Why does this work? Income and capital gains earned in retirement accounts aren’t subject to taxes as long as the money remains in the account. In the case of pre-tax accounts like a 401(k) or traditional IRA, you’ll only pay income taxes when you withdraw funds. And in the case of a Roth IRA or Roth 401(k), you’ll pay taxes before you invest in those funds.
Another way to reduce the taxes on your dividends is to earn qualified dividends instead of ordinary ones. As we mentioned, dividends that are qualified are eligible for a more favorable tax rate than ordinary dividends. If you know you’ll be receiving both qualified and ordinary dividends, and want some of your holdings in a taxable brokerage account, consider structuring your asset allocation. This way, you receive your qualified dividends in your taxable brokerage account and your ordinary dividends in your tax-advantaged account.
Should you reinvest your dividends or take the cash?
When you receive a dividend payment from a company you’ve invested in, you probably find yourself wondering whether to reinvest it or simply take the cash. There are pros and cons to both options.
Compare the features of cashing and reinvesting your dividends before you make a decision.
- Extra money. The obvious perk of receiving your dividends in cash is that you have a bit of extra money in the bank. And depending on how steady your dividend income is, you can use it to help pay for your monthly expenses or to save for financial goals.
- Cover dividend taxes. Another benefit is that when tax time rolls around, you can use a portion of the money you received in dividends to cover the tax burden.
- Purchase additional stock. First, when you reinvest your dividends, those funds are used to purchase additional shares of stock. While you may not see the immediate benefit you would when you receive the dividends in cash, there’s a considerable long-term benefit. As the value of those shares grows, so will your portfolio.
- Increase your dividend income. Not only will you increase the value of your portfolio over the long term by reinvesting your dividends, but ultimately you’ll increase your dividend income. Because you’ll own more shares, you’ll be eligible for more dividends when the company decides to issue them.
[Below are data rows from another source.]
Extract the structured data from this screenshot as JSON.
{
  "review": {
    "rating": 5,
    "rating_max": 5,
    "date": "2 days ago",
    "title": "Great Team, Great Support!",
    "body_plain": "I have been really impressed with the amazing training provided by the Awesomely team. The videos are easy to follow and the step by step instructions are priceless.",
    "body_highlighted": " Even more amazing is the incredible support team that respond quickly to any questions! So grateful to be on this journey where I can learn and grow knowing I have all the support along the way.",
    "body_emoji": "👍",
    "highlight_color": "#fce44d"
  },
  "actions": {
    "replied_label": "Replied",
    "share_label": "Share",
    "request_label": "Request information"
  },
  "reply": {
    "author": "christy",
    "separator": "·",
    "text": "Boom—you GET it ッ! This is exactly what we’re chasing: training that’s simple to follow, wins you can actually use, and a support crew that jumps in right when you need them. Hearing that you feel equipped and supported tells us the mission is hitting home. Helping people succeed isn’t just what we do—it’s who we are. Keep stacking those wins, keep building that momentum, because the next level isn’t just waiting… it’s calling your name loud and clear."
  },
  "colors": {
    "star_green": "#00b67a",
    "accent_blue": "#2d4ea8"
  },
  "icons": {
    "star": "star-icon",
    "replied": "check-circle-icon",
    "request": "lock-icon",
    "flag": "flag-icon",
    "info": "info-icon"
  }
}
Are you taxed twice on reinvested dividends?
Dividends are technically taxed twice, though you, as the taxpayer, don’t directly pay those taxes twice. First, dividends are taxed as corporate income when the company earns the money. They’re taxed a second time when the shareholder pays taxes after receiving their dividends.
How can I avoid paying tax on dividends?
The only way to avoid taxes on dividends entirely is to earn them in a tax-advantaged retirement account, such as a 401(k) plan or an individual retirement account.
What is the tax rate on reinvested dividends?
The tax rate on reinvested dividends depends on whether they are qualified or ordinary dividends. Qualified dividends are taxed at the long-term capital gains tax rate, while ordinary dividends are taxed at your ordinary income tax rate.
- Generally speaking, dividends are subject to taxes regardless of whether you reinvest them in your brokerage account or receive cash dividends.
- Dividends can be considered either qualified or ordinary dividends, each of which has a different tax treatment.
- You can reduce taxes on your reinvested dividends by receiving them in a tax-advantaged retirement account, or by receiving qualified instead of ordinary dividends.
View Article Sources
- Topic No. 409 Capital Gains and Losses — IRS
- Publication 550: Investment Income and Expenses — IRS
- How To Invest In The Stock Market: 8 Basic Concepts — SuperMoney
- Beginner’s Guide to Investing — SuperMoney
- How to Avoid Capital Gains Tax on Stocks — SuperMoney
- What Are Exempt-Interest Dividends? Definition and Tax Rules — SuperMoney
- What is Return of Capital (ROC)? — SuperMoney
- What is Par Value in Stocks and Bonds? — SuperMoney
- What is Backup Withholding? — SuperMoney
- Best Brokerage Apps | May 2022 — SuperMoney